The long-term impact of unemployment
By Dylan Matthews,
Obviously, the immediate effects of high unemployment are terrible. As a Pew study last summer found, many if not most unemployed people report having trouble getting medical care or paying rent, having to borrow money from friends, and having to raid their savings or retirement accounts to pay bills. They also report growing distant from their friends, increased discord within their families, and a loss of self-respect. But unemployment levels of the kind today’s job report confirmed also have serious longer-term impacts.
It makes you permanently poorer: In 2009, Till von Wachter, Jae Song, and Joyce Manchester released a study on what happened to the long-term earnings of laid-off workers after the 1982 recession. Immediately, laid-off workers experienced annual earnings 30 percent lower than those of workers who hadn’t lost their jobs. But even 15 to 20 years on, these workers experienced 20 percent lower wages than people who had kept their jobs decades previous. The Yale economist Lisa Kahn has found similar long-term earnings loss among college graduates who enter the workforce during a bad economy. They face a higher unemployment rate than those graduating in better years up to 10 years after leaving school, and, depending on which state they start work in, their wages fall anywhere from 1.3 percent to 20 percent lower than those not graduating during a recession every year after they graduate for over 17 years. That is, the wages of someone in the highest unemployment state are not 20 percent lower the first year, and then stay that way. They fall an average of 20 percent lower than the wages of non-recession graduates every year.
It makes you sicker: Being laid off has serious long-term health effects. William Gallo of Yale Medical School has found that people who are laid off near retirement are twice as likely to have a stroke or heart attack.
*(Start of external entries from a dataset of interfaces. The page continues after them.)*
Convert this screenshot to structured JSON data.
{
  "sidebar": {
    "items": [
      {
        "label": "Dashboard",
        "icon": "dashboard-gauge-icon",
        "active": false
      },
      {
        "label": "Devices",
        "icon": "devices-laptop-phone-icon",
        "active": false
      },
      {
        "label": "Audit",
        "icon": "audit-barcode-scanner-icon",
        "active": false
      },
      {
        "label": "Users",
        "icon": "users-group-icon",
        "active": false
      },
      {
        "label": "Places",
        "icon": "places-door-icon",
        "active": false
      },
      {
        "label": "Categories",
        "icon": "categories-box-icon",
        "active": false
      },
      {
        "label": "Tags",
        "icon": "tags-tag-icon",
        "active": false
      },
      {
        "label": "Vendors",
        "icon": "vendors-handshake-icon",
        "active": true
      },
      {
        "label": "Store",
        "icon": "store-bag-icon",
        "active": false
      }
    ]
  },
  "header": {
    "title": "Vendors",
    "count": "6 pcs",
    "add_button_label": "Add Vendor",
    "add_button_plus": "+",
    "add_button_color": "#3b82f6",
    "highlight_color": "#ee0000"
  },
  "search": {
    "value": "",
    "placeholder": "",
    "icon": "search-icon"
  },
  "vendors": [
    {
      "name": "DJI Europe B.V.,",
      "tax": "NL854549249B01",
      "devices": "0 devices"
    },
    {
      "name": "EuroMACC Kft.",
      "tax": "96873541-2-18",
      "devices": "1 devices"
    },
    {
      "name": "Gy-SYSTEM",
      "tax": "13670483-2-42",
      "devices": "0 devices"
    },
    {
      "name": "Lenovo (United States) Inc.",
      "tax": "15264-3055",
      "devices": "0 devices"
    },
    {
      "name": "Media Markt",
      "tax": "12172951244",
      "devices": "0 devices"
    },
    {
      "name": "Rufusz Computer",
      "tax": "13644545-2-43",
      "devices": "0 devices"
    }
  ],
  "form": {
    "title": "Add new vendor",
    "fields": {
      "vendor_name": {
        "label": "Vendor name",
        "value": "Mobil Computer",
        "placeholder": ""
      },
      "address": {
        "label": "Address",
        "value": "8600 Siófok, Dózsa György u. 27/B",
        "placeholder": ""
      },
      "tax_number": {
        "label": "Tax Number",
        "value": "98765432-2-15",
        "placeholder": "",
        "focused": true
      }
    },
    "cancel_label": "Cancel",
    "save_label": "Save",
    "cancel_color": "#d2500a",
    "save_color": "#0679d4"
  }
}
Gallo, along with Jennie Brand and Becca Levy, have also found that being laid off or part of a branch closing increases one’s likelihood of depression. Layoffs are more likely to cause depression in men than branch closings, whereas the reverse is true of women. Similarly, a study by Kate Struly found that people who lose their jobs are 54 percent more likely to have fair or poor health, and 83 percent more likely to contract a stress-related malady, like a stroke, heart attack, heart disease, depression or arthritis. Long-term unemployment also increases your chance of dying. Till von Wachter (the same economist who did the long-term earnings study) and Daniel Sullivan found that high-seniority male workers experience a 50 percent to 100 percent increase in mortality the year after they’re laid off, and a 10 percent to 15 percent increase even 20 years later.
The point being, persistent high unemployment, like the kind we're experiencing, does not just hurt people in the here and now. It hurts people decades in the future, even if the economy has recovered by then.